Fast forward a week and with the same amount of interest as third grader’s Dollarmite account, I decided I would wander back in solo and enjoy the free musical offerings once more (one friend did appear for part and was pleasantly surprised). The main room of the Joynt hotel, which was in size little larger than an average living room, was completely packed on this second occasion as Timothy Carroll‘s September residency was to draw to a close. It seemed that everybody in attendance was familiar to everyone else in some capacity or other, with friends, acquaintances, workmates (a number of those present, including musicians and sound tech, are in the employ of the Troubadour) and hangers on crowding the room in the most civilized of ways. Indeed, a glance from one of the musicians in my direction appeared to reflect a mental parsing of degrees of separation in an attempt to figure out where I fit into the picture, unaware that a stranger had wandered into this room full of friends.
Tim’s warm up act for the evening was Cameron Elliot, another local musician who I’d had the pleasure of hearing around 2 years ago at a Nick Drake tribute night at the Troubs. Storm and I had seen him at his own gig shortly after and purchased his EP, which to this day gets quite a few plays around washing up and Sunday quiz time. Cameron had been out of the circuit for a while and while it showed a little in terms of his crispness of plucking and memory of lyrics it was a veritable pleasure to see him perform once more. As a cursory listen to his tracks on the web will attest to, his voice is mellow, deep and surprisingly agile, an enviable piece of property in a musician’s universe.
Timothy Carroll was next, playing a similar set to the one I’d been privvy to the week before. The songs ‘Something Else’ and ‘What she gave away’ were personal favourites and the etchings he’d created with voice and guitar were given wonderful colour and hue through the addition of cello, clarinet and female harmony. Tom Cooney‘s cameo appearance was a brief yet enticing entree to his newly recorded (and independently released) material before Ben Salter of Gin Club fame rounded out the evening with his powerful vocals, characteristically not-quite-in-tune guitar, and advertised (but thankfully not evidenced) weak bladder. It struck me that Ben was the epitome of a musician for whom precision and perfection is an unnecessary pursuit/distraction when an emotive, charismatic and charged performance can leave the audience with just as much.

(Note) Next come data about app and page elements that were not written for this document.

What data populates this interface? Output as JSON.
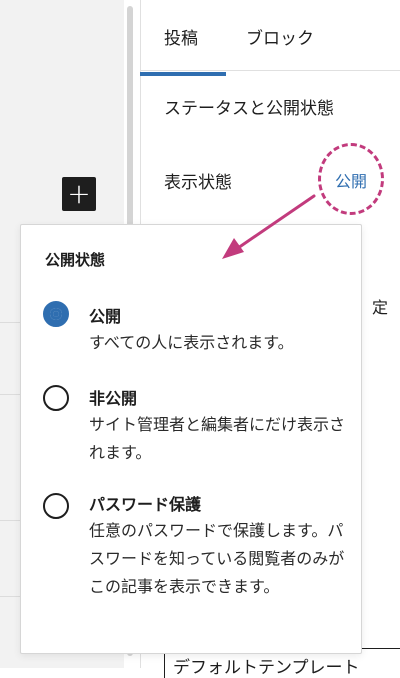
{
  "tabs": [
    {
      "label": "投稿",
      "active": true
    },
    {
      "label": "ブロック",
      "active": false
    }
  ],
  "panel": {
    "title": "ステータスと公開状態",
    "visibility_label": "表示状態",
    "visibility_value": "公開",
    "clipped_char": "定",
    "bottom_field": "デフォルトテンプレート"
  },
  "inserter": {
    "symbol": "+"
  },
  "popover": {
    "title": "公開状態",
    "options": [
      {
        "label": "公開",
        "desc": "すべての人に表示されます。",
        "checked": true
      },
      {
        "label": "非公開",
        "desc": "サイト管理者と編集者にだけ表示されます。",
        "checked": false
      },
      {
        "label": "パスワード保護",
        "desc": "任意のパスワードで保護します。パスワードを知っている閲覧者のみがこの記事を表示できます。",
        "checked": false
      }
    ]
  },
  "colors": {
    "accent": "#2f6eb0",
    "annotation": "#c23b7d"
  }
}
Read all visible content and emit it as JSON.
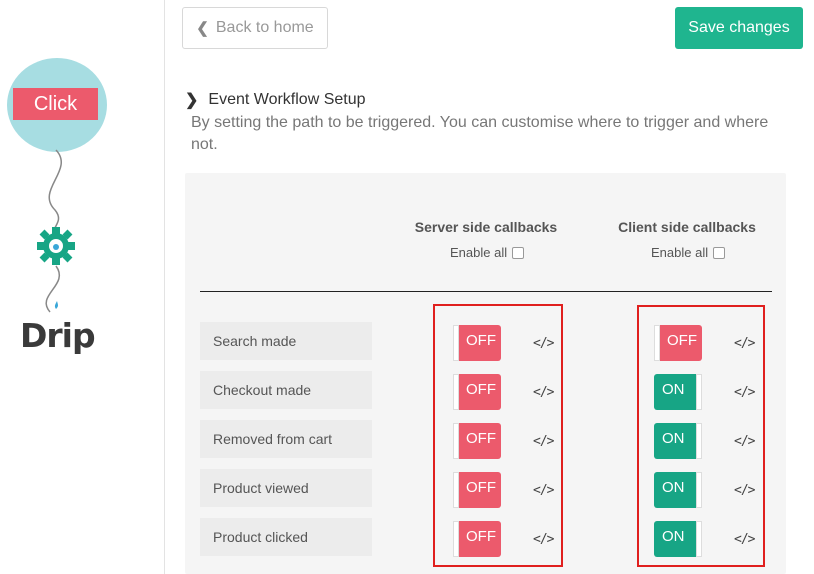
{
  "sidebar": {
    "click_label": "Click",
    "drip_label": "Drip"
  },
  "header": {
    "back_label": "Back to home",
    "save_label": "Save changes"
  },
  "section": {
    "title": "Event Workflow Setup",
    "description": "By setting the path to be triggered. You can customise where to trigger and where not."
  },
  "columns": {
    "server": {
      "title": "Server side callbacks",
      "enable_all": "Enable all"
    },
    "client": {
      "title": "Client side callbacks",
      "enable_all": "Enable all"
    }
  },
  "events": [
    {
      "label": "Search made",
      "server": "OFF",
      "client": "OFF"
    },
    {
      "label": "Checkout made",
      "server": "OFF",
      "client": "ON"
    },
    {
      "label": "Removed from cart",
      "server": "OFF",
      "client": "ON"
    },
    {
      "label": "Product viewed",
      "server": "OFF",
      "client": "ON"
    },
    {
      "label": "Product clicked",
      "server": "OFF",
      "client": "ON"
    }
  ],
  "code_icon_glyph": "</>",
  "colors": {
    "off": "#ec5a6c",
    "on": "#17a585",
    "save": "#1fb58f",
    "highlight": "#e0201e",
    "click_circle": "#a7dde2"
  },
  "icons": {
    "back": "chevron-left-icon",
    "section": "chevron-right-icon",
    "code": "code-icon",
    "gear": "gear-icon"
  }
}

So as I sat in this room, amongst a plethora of chatty friends of friends, downing cheap bottles of beer, in ear- and eye-shot of two potential lovers in that stage of feeling out affections and consequences, I was heartened to think that the Brisbane folk scene is so strong. That talented young men and women can get up and play and sing much as they sound recorded, with few of the hum drum, whizzbang production effects that now comprise the norm. That if Banjo Patterson were in attendance, it’s not a stretch to believe that he would appreciate their poetry (and company) and perhaps wish that he too could stitch lyric to melody in such ways. And that despite the lack of commercial backing for a folk scene such as Brisbane’s, musicians such as Timothy Carroll, Cam Elliott, Tom Cooney, Ben Salter, Luke Foran, Loren, Jackie Marshall, Jacob S Harris and countless others continue to pursue it with fervor, passion and the loving support of a room full of friends.